The gold standard care that you can do for your pet is performing daily teeth brushing (just like for us humans). Despite this being the best dental hygiene care we can offer our pets, it is also the least performed strategy. Training your pet to handle teeth brushing when they are young is key and can be what saves them from needing regular dental prophylaxes throughout their lifetime.

Premium dental diets

Premium dental diets are designed to be fed every day and see plaque and tartar formation reduced by more than 60% compared with regular diets thanks to specially shaped kibble. The texture and shape of the kibble produce a gentle abrasive effect on the teeth during chewing to help reduce dental plaque and tartar.

Our dental diet recommendations that have been clinically proven to reduce gingivitis and the build-up of tartar, plaque, and help fight bad breath include:

  • Hills T/D Canine/Feline
  • Royal Canin Veterinary Clinical Dental

Dental Chews

Similarly to dental diets, dental chews and treats are designed to mechanically remove dental plaque and tartar by encouraging your pet to chew.

Oral Rinses

The mind may initially boggle at the thought, but dog mouthwashes can be as simple as additives to your dog’s drinking water or oral rinses like Hexarinse which are easily be applied with the spray applicator. These specially designed formulas are harmless if swallowed but provide an antiseptic that kills the bacteria that causes plaque and can aid in decreasing bad breath.
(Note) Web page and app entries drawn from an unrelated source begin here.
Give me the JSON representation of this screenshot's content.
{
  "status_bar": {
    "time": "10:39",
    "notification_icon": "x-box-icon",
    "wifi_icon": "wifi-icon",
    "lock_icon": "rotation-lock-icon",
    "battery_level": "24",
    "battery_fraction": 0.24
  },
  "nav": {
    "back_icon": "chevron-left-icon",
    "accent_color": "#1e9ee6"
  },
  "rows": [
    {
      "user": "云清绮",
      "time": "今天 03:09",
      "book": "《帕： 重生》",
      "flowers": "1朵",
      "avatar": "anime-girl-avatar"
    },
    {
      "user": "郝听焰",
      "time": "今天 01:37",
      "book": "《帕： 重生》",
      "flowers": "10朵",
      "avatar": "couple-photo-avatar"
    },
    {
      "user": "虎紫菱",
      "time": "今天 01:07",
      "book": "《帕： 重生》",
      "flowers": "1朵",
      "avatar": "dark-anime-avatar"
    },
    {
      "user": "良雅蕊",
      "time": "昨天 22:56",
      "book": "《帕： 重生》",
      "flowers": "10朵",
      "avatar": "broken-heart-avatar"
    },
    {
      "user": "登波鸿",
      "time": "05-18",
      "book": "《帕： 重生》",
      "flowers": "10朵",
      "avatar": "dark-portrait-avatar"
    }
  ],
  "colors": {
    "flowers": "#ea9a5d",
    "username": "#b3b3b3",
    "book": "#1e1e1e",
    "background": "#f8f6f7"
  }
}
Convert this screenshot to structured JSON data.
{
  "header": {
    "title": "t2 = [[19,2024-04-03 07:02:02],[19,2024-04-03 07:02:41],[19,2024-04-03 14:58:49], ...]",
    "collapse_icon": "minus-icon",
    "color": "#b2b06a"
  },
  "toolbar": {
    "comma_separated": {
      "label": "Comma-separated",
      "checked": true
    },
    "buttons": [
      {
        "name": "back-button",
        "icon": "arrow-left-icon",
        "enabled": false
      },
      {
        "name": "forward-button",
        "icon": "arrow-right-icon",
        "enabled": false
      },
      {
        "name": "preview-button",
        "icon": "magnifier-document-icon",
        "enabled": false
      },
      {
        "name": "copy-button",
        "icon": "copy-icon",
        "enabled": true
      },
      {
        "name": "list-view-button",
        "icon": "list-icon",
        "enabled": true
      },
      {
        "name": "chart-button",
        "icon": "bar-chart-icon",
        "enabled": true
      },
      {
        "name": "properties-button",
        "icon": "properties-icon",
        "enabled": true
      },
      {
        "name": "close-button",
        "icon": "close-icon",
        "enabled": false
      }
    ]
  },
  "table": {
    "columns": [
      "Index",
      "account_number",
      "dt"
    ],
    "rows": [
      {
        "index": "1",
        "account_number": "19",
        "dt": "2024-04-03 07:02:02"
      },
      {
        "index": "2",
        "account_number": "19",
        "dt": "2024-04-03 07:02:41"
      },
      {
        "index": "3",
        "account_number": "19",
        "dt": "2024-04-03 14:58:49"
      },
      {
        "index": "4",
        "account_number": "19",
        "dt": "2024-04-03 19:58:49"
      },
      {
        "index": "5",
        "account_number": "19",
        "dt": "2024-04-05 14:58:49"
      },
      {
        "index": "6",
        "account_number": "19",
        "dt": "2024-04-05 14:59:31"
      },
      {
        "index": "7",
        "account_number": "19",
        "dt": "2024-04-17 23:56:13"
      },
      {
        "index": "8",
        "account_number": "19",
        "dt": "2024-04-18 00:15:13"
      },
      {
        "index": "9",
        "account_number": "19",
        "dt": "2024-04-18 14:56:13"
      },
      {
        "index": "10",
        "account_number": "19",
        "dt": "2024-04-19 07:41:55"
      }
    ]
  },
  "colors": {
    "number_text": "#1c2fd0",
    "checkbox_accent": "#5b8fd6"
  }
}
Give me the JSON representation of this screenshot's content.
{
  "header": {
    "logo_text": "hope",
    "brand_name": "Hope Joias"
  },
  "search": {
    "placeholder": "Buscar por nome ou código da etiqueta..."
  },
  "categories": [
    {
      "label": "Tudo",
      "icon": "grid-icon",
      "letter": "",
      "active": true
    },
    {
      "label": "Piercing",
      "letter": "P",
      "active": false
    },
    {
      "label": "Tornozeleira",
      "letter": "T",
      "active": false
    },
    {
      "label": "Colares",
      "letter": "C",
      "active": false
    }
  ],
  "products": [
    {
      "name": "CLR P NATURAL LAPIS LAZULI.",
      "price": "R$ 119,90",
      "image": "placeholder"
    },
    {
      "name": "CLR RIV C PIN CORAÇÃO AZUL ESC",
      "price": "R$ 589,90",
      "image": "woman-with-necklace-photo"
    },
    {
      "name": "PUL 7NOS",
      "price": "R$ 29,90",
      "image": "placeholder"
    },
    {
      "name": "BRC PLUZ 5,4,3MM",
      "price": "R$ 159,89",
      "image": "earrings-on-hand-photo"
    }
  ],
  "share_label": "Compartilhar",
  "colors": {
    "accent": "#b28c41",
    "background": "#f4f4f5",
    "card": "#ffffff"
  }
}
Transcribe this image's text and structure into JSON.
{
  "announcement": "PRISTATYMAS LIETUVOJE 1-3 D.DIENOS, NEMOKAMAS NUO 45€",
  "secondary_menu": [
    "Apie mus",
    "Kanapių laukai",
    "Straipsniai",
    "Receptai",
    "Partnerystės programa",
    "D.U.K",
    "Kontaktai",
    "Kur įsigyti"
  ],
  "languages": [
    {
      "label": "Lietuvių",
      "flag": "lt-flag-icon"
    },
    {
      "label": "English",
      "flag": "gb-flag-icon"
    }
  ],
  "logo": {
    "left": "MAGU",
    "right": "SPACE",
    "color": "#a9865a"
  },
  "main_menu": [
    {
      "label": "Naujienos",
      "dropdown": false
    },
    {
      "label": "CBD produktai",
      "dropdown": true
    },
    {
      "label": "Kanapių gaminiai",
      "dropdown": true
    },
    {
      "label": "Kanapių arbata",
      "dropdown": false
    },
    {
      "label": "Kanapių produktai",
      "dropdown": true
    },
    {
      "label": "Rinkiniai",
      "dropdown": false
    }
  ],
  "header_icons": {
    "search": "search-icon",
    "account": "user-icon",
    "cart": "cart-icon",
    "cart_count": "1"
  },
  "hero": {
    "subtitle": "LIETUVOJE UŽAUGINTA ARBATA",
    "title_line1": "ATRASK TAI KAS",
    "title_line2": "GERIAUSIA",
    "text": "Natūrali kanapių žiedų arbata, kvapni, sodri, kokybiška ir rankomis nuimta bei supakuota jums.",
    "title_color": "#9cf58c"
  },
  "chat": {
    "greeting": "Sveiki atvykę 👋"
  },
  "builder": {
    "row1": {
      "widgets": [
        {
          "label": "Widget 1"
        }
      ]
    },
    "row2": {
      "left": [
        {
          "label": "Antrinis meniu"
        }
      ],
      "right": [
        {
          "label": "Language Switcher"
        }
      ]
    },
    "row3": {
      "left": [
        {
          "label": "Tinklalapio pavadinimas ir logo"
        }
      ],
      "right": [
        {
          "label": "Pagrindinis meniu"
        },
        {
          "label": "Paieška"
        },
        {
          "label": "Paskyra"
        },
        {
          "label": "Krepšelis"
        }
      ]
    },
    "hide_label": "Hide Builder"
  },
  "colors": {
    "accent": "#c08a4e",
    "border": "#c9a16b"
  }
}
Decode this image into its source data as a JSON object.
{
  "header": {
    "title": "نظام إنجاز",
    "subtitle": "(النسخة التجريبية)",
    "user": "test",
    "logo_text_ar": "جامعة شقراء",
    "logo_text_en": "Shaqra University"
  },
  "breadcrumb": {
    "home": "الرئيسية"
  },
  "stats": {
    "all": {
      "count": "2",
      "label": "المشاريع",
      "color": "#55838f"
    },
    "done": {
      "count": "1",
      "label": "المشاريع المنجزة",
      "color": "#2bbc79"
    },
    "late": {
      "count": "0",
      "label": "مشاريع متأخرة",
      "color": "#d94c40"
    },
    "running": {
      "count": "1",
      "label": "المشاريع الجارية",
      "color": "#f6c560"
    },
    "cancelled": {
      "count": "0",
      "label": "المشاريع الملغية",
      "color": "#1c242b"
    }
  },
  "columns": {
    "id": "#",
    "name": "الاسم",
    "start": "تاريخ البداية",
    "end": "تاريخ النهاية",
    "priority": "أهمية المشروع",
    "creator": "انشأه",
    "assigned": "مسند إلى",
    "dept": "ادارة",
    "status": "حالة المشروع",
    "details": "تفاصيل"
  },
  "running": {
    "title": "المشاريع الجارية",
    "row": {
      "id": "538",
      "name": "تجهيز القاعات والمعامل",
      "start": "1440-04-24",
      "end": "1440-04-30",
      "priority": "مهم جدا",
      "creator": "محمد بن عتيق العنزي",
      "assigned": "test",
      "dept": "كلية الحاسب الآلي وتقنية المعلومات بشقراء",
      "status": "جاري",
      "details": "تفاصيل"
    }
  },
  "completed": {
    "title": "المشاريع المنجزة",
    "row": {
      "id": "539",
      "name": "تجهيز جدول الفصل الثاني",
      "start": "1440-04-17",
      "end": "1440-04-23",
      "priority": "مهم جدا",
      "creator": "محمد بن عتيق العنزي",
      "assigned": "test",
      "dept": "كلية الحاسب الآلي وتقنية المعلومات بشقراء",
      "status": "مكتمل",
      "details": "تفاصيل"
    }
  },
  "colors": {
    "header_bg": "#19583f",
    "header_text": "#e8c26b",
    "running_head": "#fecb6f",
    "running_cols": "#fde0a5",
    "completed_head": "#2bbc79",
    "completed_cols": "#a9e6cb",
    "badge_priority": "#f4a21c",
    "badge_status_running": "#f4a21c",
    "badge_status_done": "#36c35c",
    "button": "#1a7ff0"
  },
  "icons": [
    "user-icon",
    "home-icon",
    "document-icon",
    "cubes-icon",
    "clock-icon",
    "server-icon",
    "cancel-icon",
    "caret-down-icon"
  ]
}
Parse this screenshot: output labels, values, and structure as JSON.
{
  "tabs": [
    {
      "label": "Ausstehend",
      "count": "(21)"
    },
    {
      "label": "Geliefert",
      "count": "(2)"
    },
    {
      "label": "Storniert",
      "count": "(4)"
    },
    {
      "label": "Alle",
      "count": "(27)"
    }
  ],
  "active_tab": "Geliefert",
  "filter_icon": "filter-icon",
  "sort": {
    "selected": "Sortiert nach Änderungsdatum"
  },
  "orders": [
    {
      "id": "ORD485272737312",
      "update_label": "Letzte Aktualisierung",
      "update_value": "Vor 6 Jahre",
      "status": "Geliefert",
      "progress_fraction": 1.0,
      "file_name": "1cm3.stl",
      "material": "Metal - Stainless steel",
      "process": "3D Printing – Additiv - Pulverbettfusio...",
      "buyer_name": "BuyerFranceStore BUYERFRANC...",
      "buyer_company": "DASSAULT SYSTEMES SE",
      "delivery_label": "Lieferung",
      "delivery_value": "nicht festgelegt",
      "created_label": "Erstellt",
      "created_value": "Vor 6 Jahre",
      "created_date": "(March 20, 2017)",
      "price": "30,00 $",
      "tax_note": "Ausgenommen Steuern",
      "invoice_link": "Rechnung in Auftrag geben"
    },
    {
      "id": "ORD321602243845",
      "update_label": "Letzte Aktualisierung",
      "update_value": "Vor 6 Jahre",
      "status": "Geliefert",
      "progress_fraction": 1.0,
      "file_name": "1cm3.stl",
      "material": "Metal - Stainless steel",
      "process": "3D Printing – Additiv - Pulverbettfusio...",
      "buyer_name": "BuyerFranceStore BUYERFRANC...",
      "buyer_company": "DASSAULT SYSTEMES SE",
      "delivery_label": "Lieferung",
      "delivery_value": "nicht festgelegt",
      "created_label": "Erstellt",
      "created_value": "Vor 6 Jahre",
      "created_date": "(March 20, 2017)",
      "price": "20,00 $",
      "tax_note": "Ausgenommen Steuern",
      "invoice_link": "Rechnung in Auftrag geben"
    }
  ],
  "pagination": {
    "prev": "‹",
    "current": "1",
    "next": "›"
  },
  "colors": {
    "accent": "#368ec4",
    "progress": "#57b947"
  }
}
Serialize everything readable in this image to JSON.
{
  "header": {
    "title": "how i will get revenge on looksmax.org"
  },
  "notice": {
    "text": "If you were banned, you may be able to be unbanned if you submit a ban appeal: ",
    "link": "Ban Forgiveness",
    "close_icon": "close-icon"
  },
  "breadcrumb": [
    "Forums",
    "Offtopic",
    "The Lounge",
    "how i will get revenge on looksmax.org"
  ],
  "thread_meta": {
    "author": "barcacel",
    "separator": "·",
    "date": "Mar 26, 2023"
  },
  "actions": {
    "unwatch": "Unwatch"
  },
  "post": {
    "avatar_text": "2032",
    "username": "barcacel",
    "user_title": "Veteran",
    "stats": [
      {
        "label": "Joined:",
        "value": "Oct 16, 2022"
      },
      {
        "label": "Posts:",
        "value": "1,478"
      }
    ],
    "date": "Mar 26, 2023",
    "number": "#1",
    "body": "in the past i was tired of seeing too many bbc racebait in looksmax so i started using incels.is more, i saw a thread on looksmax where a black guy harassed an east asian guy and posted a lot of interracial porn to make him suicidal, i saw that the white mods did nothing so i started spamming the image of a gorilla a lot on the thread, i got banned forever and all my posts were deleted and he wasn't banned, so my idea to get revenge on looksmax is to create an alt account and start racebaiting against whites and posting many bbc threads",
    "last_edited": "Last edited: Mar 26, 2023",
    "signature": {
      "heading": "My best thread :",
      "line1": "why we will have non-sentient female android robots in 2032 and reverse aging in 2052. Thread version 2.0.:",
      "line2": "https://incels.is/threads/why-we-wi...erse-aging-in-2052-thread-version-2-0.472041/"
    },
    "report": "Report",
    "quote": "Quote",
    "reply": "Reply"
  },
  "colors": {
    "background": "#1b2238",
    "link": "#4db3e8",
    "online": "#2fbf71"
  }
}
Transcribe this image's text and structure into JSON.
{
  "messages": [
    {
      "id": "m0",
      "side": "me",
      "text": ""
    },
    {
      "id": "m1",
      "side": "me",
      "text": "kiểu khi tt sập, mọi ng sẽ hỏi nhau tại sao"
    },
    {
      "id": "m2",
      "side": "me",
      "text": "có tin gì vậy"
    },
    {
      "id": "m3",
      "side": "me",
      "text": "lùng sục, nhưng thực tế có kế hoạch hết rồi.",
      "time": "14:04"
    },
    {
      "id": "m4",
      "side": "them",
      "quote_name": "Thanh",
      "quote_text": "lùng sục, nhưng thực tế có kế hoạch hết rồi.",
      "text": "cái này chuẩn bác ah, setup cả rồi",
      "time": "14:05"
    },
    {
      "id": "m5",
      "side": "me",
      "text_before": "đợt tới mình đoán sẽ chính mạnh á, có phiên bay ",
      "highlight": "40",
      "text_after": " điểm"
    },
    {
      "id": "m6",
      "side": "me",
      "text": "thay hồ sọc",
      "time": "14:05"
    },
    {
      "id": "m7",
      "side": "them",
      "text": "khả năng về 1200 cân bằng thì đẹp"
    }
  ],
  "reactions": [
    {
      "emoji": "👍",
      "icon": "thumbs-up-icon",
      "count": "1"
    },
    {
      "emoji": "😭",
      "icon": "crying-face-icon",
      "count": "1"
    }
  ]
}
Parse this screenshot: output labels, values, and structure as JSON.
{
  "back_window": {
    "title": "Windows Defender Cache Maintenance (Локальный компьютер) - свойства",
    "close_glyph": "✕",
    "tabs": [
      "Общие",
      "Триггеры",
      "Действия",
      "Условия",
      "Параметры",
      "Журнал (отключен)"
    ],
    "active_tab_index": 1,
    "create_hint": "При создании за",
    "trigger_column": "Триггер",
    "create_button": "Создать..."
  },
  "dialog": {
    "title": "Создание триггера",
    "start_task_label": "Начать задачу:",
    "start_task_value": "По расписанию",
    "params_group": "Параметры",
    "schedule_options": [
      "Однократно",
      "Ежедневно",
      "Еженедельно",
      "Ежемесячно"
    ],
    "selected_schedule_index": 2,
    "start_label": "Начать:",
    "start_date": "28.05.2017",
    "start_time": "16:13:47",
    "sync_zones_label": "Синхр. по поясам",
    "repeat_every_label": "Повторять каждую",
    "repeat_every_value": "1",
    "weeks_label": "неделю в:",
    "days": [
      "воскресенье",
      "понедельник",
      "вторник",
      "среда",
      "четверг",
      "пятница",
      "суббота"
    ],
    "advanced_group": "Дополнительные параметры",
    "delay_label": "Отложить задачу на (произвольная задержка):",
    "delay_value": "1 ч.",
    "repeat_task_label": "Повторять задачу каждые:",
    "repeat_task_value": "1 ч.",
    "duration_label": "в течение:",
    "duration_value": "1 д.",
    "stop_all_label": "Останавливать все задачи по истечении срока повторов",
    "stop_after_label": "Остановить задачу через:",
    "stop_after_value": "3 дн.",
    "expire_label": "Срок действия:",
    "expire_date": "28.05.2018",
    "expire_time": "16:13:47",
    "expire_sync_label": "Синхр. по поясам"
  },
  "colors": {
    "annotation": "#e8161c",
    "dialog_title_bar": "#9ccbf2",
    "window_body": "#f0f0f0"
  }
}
A combination of all the prevention methods is in most cases the best choice however, regular professional dental scale & polish may be still required for many pets regardless of homecare.

To find out more around their dental hygiene and the best solutions for your pet, we recommended booking an online appointment to speak with a Your PetPA veterinarian or nurse via our website or App.

Find all your pet’s dental care needs on Your PetPA online store. Thriving Pets+ members receive 10% discount on all purchases.